* [Work order]
Please output the lines shown below exactly as they appear.

* [Given data]
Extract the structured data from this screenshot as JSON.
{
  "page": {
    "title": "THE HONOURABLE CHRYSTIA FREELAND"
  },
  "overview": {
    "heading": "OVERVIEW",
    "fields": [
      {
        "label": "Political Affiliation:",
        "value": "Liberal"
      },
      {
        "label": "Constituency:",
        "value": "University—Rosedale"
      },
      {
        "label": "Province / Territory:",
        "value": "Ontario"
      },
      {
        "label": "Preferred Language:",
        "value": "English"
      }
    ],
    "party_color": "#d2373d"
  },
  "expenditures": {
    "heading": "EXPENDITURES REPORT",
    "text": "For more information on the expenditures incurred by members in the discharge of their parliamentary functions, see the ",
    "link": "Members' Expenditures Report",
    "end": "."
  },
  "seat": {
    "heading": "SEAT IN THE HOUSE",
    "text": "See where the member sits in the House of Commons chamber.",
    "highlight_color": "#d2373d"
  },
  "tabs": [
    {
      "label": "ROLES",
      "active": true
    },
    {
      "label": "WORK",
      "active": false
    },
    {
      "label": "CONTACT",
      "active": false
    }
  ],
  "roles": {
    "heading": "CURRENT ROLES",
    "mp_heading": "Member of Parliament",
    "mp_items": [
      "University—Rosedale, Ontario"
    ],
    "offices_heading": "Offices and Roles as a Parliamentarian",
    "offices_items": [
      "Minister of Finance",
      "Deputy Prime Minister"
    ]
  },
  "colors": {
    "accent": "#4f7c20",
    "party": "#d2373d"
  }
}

* [Solution for this task]
Extract the structured data from this screenshot as JSON.
{
  "page": {
    "title": "THE HONOURABLE CHRYSTIA FREELAND"
  },
  "overview": {
    "heading": "OVERVIEW",
    "fields": [
      {
        "label": "Political Affiliation:",
        "value": "Liberal"
      },
      {
        "label": "Constituency:",
        "value": "University—Rosedale"
      },
      {
        "label": "Province / Territory:",
        "value": "Ontario"
      },
      {
        "label": "Preferred Language:",
        "value": "English"
      }
    ],
    "party_color": "#d2373d"
  },
  "expenditures": {
    "heading": "EXPENDITURES REPORT",
    "text": "For more information on the expenditures incurred by members in the discharge of their parliamentary functions, see the ",
    "link": "Members' Expenditures Report",
    "end": "."
  },
  "seat": {
    "heading": "SEAT IN THE HOUSE",
    "text": "See where the member sits in the House of Commons chamber.",
    "highlight_color": "#d2373d"
  },
  "tabs": [
    {
      "label": "ROLES",
      "active": true
    },
    {
      "label": "WORK",
      "active": false
    },
    {
      "label": "CONTACT",
      "active": false
    }
  ],
  "roles": {
    "heading": "CURRENT ROLES",
    "mp_heading": "Member of Parliament",
    "mp_items": [
      "University—Rosedale, Ontario"
    ],
    "offices_heading": "Offices and Roles as a Parliamentarian",
    "offices_items": [
      "Minister of Finance",
      "Deputy Prime Minister"
    ]
  },
  "colors": {
    "accent": "#4f7c20",
    "party": "#d2373d"
  }
}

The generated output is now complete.